TAMPA — Connor Barth said the move that tore his right Achilles tendon wasn't spectacular or showy. He simply planted his right foot while playing in a celebrity basketball game in July 2013 and, just like that, the Bucs' franchise leader in field-goal percentage was out for the season.
"It wasn't anything athletic, I'll tell you that," Barth said of the injury. "I wish I could say I was trying to dunk or something, but just a fluke. Just planting and cutting on it. It wasn't even very fast."
The initial tear didn't hurt, Barth said, but instead felt as if someone had stepped on the back of his shoe and pulled it off his heel.

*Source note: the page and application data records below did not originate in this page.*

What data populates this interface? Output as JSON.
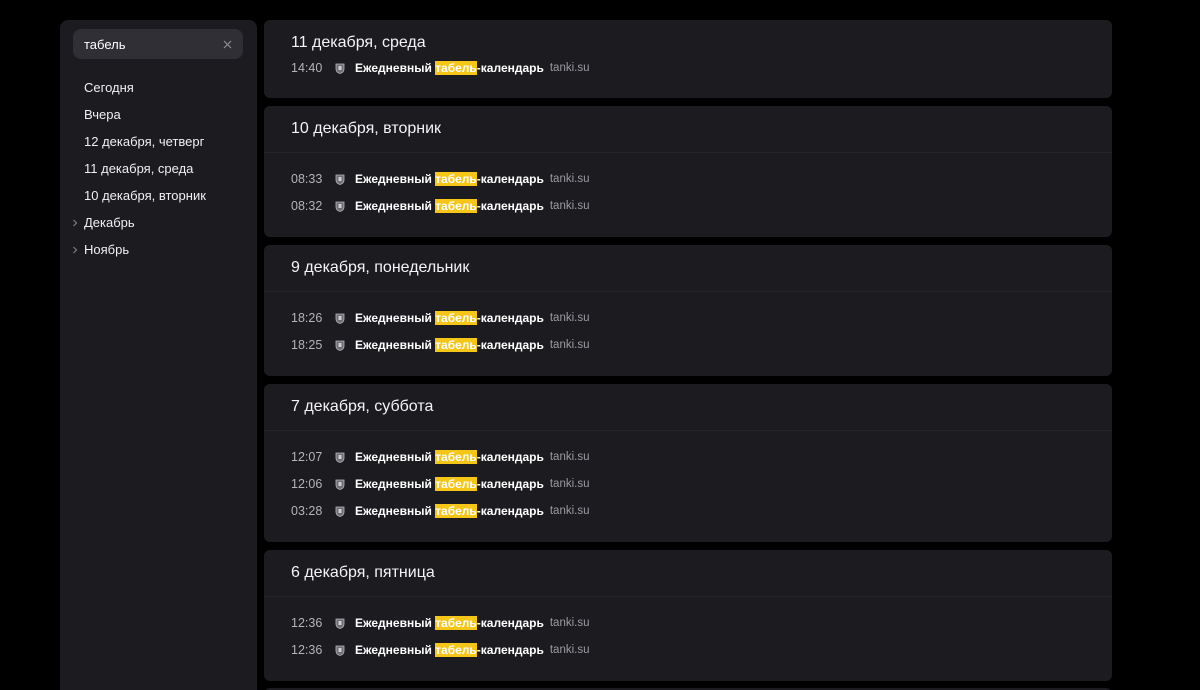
{
  "search": {
    "value": "табель",
    "placeholder": ""
  },
  "sidebar": {
    "items": [
      {
        "label": "Сегодня",
        "expandable": false
      },
      {
        "label": "Вчера",
        "expandable": false
      },
      {
        "label": "12 декабря, четверг",
        "expandable": false
      },
      {
        "label": "11 декабря, среда",
        "expandable": false
      },
      {
        "label": "10 декабря, вторник",
        "expandable": false
      },
      {
        "label": "Декабрь",
        "expandable": true
      },
      {
        "label": "Ноябрь",
        "expandable": true
      }
    ]
  },
  "entry_title": {
    "before": "Ежедневный ",
    "highlight": "табель",
    "after": "-календарь"
  },
  "days": [
    {
      "title": "11 декабря, среда",
      "entries": [
        {
          "time": "14:40",
          "domain": "tanki.su"
        }
      ]
    },
    {
      "title": "10 декабря, вторник",
      "entries": [
        {
          "time": "08:33",
          "domain": "tanki.su"
        },
        {
          "time": "08:32",
          "domain": "tanki.su"
        }
      ]
    },
    {
      "title": "9 декабря, понедельник",
      "entries": [
        {
          "time": "18:26",
          "domain": "tanki.su"
        },
        {
          "time": "18:25",
          "domain": "tanki.su"
        }
      ]
    },
    {
      "title": "7 декабря, суббота",
      "entries": [
        {
          "time": "12:07",
          "domain": "tanki.su"
        },
        {
          "time": "12:06",
          "domain": "tanki.su"
        },
        {
          "time": "03:28",
          "domain": "tanki.su"
        }
      ]
    },
    {
      "title": "6 декабря, пятница",
      "entries": [
        {
          "time": "12:36",
          "domain": "tanki.su"
        },
        {
          "time": "12:36",
          "domain": "tanki.su"
        }
      ]
    }
  ],
  "colors": {
    "background": "#000000",
    "panel": "#1c1c20",
    "search_field": "#2f2f35",
    "highlight": "#f5c518"
  },
  "icons": {
    "clear": "close-icon",
    "expand": "chevron-right-icon",
    "favicon": "tanki-favicon-icon"
  }
}
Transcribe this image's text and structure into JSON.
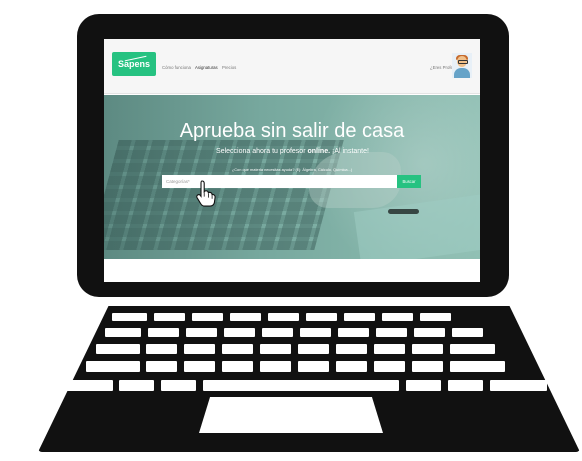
{
  "nav": {
    "logo_text": "Sapens",
    "links": [
      "Cómo funciona",
      "Asignaturas",
      "Precios"
    ],
    "login": "¿Eres Profe?"
  },
  "hero": {
    "title": "Aprueba sin salir de casa",
    "subtitle_before": "Selecciona ahora tu profesor ",
    "subtitle_bold": "online.",
    "subtitle_after": " ¡Al instante!",
    "question": "¿Con qué materia necesitas ayuda? (Ej: Álgebra, Cálculo, Química...)",
    "search_placeholder": "Categorías*",
    "search_button": "Buscar"
  },
  "icons": {
    "logo": "sapens-logo",
    "avatar": "teacher-avatar",
    "cursor": "hand-pointer-icon"
  },
  "colors": {
    "accent": "#26c281",
    "hero_overlay": "#77a89e",
    "laptop": "#111111"
  }
}
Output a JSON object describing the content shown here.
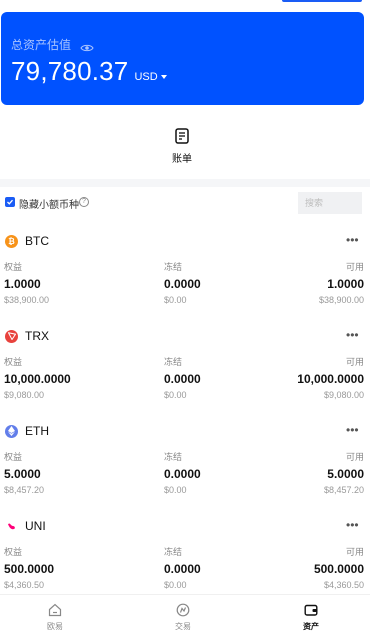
{
  "balance": {
    "label": "总资产估值",
    "value": "79,780.37",
    "currency": "USD"
  },
  "shortcuts": {
    "bill_label": "账单"
  },
  "filter": {
    "hide_small_label": "隐藏小额币种",
    "search_placeholder": "搜索"
  },
  "columns": {
    "equity": "权益",
    "frozen": "冻结",
    "available": "可用"
  },
  "assets": [
    {
      "symbol": "BTC",
      "logo_color": "#f7931a",
      "equity": "1.0000",
      "equity_usd": "$38,900.00",
      "frozen": "0.0000",
      "frozen_usd": "$0.00",
      "available": "1.0000",
      "available_usd": "$38,900.00"
    },
    {
      "symbol": "TRX",
      "logo_color": "#e8423d",
      "equity": "10,000.0000",
      "equity_usd": "$9,080.00",
      "frozen": "0.0000",
      "frozen_usd": "$0.00",
      "available": "10,000.0000",
      "available_usd": "$9,080.00"
    },
    {
      "symbol": "ETH",
      "logo_color": "#627eea",
      "equity": "5.0000",
      "equity_usd": "$8,457.20",
      "frozen": "0.0000",
      "frozen_usd": "$0.00",
      "available": "5.0000",
      "available_usd": "$8,457.20"
    },
    {
      "symbol": "UNI",
      "logo_color": "#ff007a",
      "equity": "500.0000",
      "equity_usd": "$4,360.50",
      "frozen": "0.0000",
      "frozen_usd": "$0.00",
      "available": "500.0000",
      "available_usd": "$4,360.50"
    }
  ],
  "nav": {
    "items": [
      {
        "label": "欧易",
        "icon": "home-icon",
        "active": false
      },
      {
        "label": "交易",
        "icon": "trade-icon",
        "active": false
      },
      {
        "label": "资产",
        "icon": "wallet-icon",
        "active": true
      }
    ]
  },
  "colors": {
    "accent": "#0052ff",
    "checkbox": "#1a5cf5"
  }
}
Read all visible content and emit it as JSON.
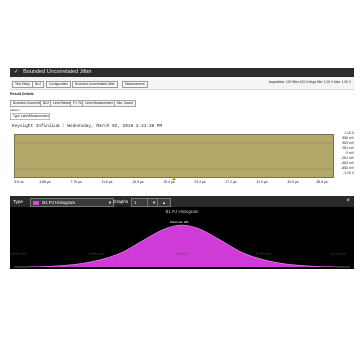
{
  "window": {
    "title": "Bounded Uncorrelated Jitter"
  },
  "meas_bar": {
    "chips": [
      "Test Setup",
      "BUJ",
      "Configuration",
      "Bounded Uncorrelated Jitter",
      "Measurement"
    ],
    "right_status": "Acquisition: 100 Wfm 100.0 Msps    Min: 1.00 V    Max: 1.00 V"
  },
  "result_details": {
    "heading": "Result Details",
    "buttons": [
      "Bounded Uncorrelated",
      "BUJ",
      "Level Between",
      "PJ, RJ",
      "Level Measurement",
      "Min: Saved"
    ],
    "label_caption": "Label 1",
    "label_value": "Type Label/Measurement"
  },
  "waveform": {
    "timestamp": "Keysight Infiniium : Wednesday, March 02, 2016 2:41:38 PM",
    "y_ticks": [
      "1.15 V",
      "856 mV",
      "563 mV",
      "281 mV",
      "0 mV",
      "-281 mV",
      "-563 mV",
      "-856 mV",
      "-1.15 V"
    ],
    "x_ticks": [
      "9.6 ns",
      "3.88 µs",
      "7.76 µs",
      "11.6 µs",
      "15.5 µs",
      "19.4 µs",
      "23.3 µs",
      "27.2 µs",
      "31.0 µs",
      "34.9 µs",
      "38.8 µs"
    ]
  },
  "histogram_bar": {
    "type_label": "Type",
    "type_value": "B1 PJ Histogram",
    "graphs_label": "Graphs",
    "graphs_value": "1",
    "close": "×"
  },
  "histogram": {
    "title": "B1 PJ Histogram",
    "peak_label": "Maximum 281",
    "color": "#e040e8",
    "x_ticks": [
      "-10.00 mUI",
      "-5.000 mUI",
      "0.0 UI",
      "5.000 mUI",
      "10.00 mUI"
    ]
  }
}
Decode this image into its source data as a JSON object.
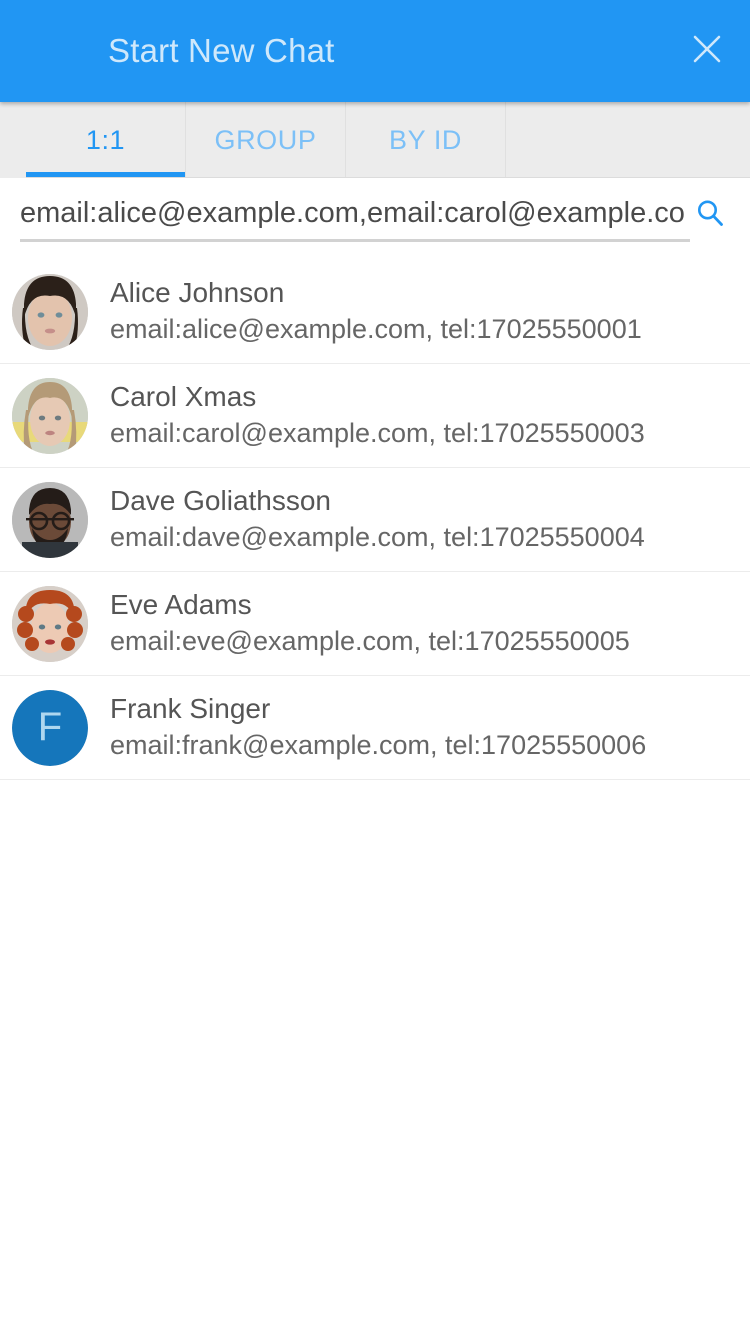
{
  "header": {
    "title": "Start New Chat",
    "close_icon": "close-icon",
    "bg_color": "#2196f3",
    "title_color": "#cfe8fb"
  },
  "tabs": {
    "active_index": 0,
    "items": [
      {
        "label": "1:1"
      },
      {
        "label": "GROUP"
      },
      {
        "label": "BY ID"
      }
    ],
    "active_color": "#2196f3",
    "inactive_color": "#7cc0f7",
    "bar_bg": "#ececec"
  },
  "search": {
    "value": "email:alice@example.com,email:carol@example.co",
    "placeholder": "Search",
    "icon": "search-icon",
    "icon_color": "#2196f3"
  },
  "contacts": [
    {
      "name": "Alice Johnson",
      "detail": "email:alice@example.com, tel:17025550001",
      "avatar_type": "photo",
      "avatar_skin": "#e3c3ad",
      "avatar_hair": "#2b2019",
      "avatar_bg": "#d8d2cc"
    },
    {
      "name": "Carol Xmas",
      "detail": "email:carol@example.com, tel:17025550003",
      "avatar_type": "photo",
      "avatar_skin": "#e6c9b4",
      "avatar_hair": "#b49a77",
      "avatar_bg": "#d9cfae"
    },
    {
      "name": "Dave Goliathsson",
      "detail": "email:dave@example.com, tel:17025550004",
      "avatar_type": "photo",
      "avatar_skin": "#6b4a38",
      "avatar_hair": "#241c18",
      "avatar_bg": "#b9b9b9"
    },
    {
      "name": "Eve Adams",
      "detail": "email:eve@example.com, tel:17025550005",
      "avatar_type": "photo",
      "avatar_skin": "#edcab4",
      "avatar_hair": "#b5491d",
      "avatar_bg": "#d7cfc8"
    },
    {
      "name": "Frank Singer",
      "detail": "email:frank@example.com, tel:17025550006",
      "avatar_type": "initial",
      "avatar_initial": "F",
      "avatar_bg": "#1576bb",
      "avatar_fg": "#aed7ef"
    }
  ]
}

"I thought my shoe was off, and I looked down and it's still tied up tight and I'm like, 'Okay, that's not good,' " Barth said.
Surgery and rehabilitation were new territory for Barth, who until then hadn't missed a game due to injury going back to his freshman year of high school.
"I'd never pulled a muscle or anything, so it was different," Barth said. "When it happened I was like, 'Wow, is this real life?'"
Recovery from a torn Achilles usually takes six to 12 months, and Barth says he is now glad his injury happened just before training camp because it let him take as long as he needed without missing any extra games.
But that also meant he was essentially an absent figure during the 2013 campaign as rehab in his home state of North Carolina replaced locker room camaraderie.
His main contact with the team would come on game days when he would travel to Tampa to watch his teammates and coaches.
"The worst part is just not being in the locker room with the guys, and that's one of the biggest things you miss," Barth said. "I got to go down to the field for the pregame stuff and talk to the coaches and joke around with the guys, and after that I would go up in the club level where I would sit with my family and just watch from there. It was tough, but it makes you realize how blessed you are to play this game."
Barth, 28, who joined the Bucs in 2009, had been reasonably comfortable in his starting role before the injury. In addition to holding the club record for field goal percentage at 84.3, Barth ranks fifth in field goals made and attempted and is the team's sixth leading scorer all-time.
Rian Lindell, who is not in Bucs camp this year, took most of the kicking responsibilities during the 2013 season, hitting 23 of 29 field goals.
But Barth says he tried to focus on his recovery instead of worrying about job security.
"You're always going to (have that worry) in the back of your mind, but the main thing for me and my family was first things first, just get healthy, heal up your leg and the rest will take care of itself," Barth said. "That's what I did. The main focus for me was let's just get healthy, because even if I never play football again at least I want to be able to be normal and active again and do the hobbies I have."
Barth's right foot was in a cast for three months after surgery, leaving the kicker to reverse weeks of atrophy in his calf in addition to strengthening his reconstructed Achilles.
After months of exercises to increase his range of motion, including calf raises and lunges, Barth says his foot now feels just as it did before that ill-fated basketball game.
"Hopefully it's stronger than it was before," Barth said. "My swing's good and I'm hitting the ball well, and that's what's important."
Contact Victoria Jacobsen at firstname.lastname@example.org. Follow @TwitrlessVicky.